- **Task description**
State the number of lines in these records holding "name". Say nothing more.

- **Data listing**

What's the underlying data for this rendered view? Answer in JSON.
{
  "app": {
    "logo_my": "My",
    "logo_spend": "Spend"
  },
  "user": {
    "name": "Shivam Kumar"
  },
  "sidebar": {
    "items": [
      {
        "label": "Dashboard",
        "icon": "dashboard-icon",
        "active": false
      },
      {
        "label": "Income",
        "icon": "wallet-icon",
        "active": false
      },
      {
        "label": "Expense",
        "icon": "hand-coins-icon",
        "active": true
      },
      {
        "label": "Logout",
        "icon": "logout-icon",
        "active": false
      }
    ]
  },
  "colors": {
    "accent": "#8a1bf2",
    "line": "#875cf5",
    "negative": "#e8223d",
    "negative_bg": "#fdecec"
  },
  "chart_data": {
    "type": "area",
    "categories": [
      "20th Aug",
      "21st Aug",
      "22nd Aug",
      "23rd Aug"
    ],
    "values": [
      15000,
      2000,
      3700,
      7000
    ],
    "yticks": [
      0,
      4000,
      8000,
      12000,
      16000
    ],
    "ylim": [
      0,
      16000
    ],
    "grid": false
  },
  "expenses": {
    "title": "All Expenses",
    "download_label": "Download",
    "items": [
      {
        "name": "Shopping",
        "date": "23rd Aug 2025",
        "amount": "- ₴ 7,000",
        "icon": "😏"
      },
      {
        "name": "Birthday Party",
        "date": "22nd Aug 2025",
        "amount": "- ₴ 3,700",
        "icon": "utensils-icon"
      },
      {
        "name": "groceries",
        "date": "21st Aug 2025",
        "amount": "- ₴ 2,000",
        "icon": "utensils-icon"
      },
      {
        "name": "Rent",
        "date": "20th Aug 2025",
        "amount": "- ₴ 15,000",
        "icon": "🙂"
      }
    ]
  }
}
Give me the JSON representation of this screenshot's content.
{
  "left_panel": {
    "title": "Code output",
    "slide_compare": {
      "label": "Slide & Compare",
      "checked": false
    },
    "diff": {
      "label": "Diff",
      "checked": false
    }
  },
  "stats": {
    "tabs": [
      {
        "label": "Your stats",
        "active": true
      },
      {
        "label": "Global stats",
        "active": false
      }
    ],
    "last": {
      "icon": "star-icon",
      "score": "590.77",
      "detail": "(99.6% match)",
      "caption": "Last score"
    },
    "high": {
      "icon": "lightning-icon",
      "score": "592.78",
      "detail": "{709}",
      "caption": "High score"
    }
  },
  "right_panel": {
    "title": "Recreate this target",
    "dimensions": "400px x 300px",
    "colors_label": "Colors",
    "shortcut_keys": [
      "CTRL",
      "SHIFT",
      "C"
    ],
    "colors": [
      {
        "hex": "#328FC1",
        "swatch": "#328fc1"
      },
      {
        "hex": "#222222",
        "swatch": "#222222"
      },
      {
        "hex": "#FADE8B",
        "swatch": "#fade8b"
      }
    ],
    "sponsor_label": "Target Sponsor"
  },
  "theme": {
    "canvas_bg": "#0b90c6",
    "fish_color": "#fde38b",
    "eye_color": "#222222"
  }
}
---
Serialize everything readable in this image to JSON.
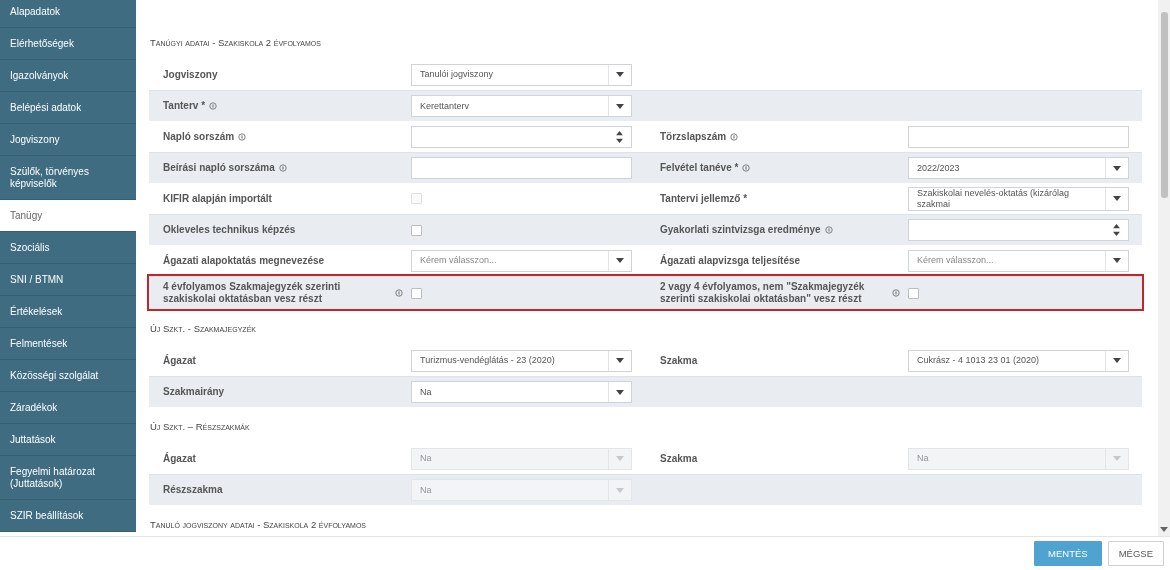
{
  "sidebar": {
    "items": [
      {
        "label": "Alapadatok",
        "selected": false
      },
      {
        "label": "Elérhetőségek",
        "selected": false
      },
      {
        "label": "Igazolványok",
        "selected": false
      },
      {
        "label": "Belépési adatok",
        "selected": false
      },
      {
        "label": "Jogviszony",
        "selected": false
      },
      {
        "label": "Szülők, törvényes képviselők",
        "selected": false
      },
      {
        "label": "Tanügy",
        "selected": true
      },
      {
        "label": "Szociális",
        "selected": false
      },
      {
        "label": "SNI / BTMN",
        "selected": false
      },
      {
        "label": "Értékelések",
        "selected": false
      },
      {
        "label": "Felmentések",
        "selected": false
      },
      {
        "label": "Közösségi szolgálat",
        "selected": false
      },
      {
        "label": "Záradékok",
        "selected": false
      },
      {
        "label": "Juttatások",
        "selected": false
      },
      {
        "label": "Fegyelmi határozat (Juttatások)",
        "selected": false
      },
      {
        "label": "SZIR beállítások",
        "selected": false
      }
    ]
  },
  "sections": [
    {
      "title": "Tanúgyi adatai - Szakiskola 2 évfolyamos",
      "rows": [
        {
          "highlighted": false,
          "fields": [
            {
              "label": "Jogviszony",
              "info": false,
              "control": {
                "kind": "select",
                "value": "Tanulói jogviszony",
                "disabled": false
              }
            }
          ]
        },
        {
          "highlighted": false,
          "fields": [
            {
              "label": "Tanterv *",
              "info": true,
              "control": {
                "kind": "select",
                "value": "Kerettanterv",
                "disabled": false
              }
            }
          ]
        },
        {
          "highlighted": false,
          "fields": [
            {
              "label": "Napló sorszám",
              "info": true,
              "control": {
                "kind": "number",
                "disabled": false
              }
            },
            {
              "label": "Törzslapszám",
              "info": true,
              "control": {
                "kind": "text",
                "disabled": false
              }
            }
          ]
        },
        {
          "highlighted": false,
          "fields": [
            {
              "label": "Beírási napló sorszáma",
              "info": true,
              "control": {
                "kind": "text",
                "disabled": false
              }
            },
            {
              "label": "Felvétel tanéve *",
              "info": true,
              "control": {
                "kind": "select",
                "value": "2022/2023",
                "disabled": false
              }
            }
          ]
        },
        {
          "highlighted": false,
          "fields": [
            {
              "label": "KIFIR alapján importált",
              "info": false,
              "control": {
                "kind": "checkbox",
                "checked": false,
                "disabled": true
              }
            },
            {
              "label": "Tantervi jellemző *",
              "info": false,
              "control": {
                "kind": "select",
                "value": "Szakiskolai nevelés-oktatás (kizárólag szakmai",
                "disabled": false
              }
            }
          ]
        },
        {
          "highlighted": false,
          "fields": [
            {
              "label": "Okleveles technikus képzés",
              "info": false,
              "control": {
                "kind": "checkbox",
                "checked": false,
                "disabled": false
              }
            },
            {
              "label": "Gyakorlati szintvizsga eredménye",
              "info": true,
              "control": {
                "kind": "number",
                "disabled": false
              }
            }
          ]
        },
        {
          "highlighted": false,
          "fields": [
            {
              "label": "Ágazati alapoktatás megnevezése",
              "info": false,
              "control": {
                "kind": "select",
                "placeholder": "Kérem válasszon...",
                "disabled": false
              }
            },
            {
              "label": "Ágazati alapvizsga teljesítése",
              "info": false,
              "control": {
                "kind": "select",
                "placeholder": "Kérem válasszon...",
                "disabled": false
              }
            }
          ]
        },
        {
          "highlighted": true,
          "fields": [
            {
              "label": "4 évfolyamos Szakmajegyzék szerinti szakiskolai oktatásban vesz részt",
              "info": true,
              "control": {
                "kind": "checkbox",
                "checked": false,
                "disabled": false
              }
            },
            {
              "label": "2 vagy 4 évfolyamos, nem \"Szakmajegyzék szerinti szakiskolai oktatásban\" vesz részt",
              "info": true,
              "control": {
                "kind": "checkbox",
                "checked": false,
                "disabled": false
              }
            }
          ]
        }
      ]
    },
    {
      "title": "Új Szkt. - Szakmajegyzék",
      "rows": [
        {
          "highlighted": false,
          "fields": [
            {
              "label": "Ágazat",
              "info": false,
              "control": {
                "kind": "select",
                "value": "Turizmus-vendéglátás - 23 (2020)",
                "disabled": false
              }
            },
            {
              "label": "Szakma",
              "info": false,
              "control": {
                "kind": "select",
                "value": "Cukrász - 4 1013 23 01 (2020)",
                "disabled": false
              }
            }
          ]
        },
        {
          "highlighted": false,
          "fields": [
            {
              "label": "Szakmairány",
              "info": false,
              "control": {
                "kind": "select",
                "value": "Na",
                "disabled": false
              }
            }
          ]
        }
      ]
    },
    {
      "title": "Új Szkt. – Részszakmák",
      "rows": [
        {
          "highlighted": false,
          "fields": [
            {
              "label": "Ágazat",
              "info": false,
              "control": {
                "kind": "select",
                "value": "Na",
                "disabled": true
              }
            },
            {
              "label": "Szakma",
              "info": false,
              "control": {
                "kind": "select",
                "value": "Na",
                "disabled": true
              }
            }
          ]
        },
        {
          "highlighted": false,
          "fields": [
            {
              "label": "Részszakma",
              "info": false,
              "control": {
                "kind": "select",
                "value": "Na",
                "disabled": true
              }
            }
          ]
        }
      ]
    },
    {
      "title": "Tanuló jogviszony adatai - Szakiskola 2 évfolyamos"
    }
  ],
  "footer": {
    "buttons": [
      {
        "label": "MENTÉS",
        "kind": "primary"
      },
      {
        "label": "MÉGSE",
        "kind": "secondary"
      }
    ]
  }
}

- **Exercise response**
5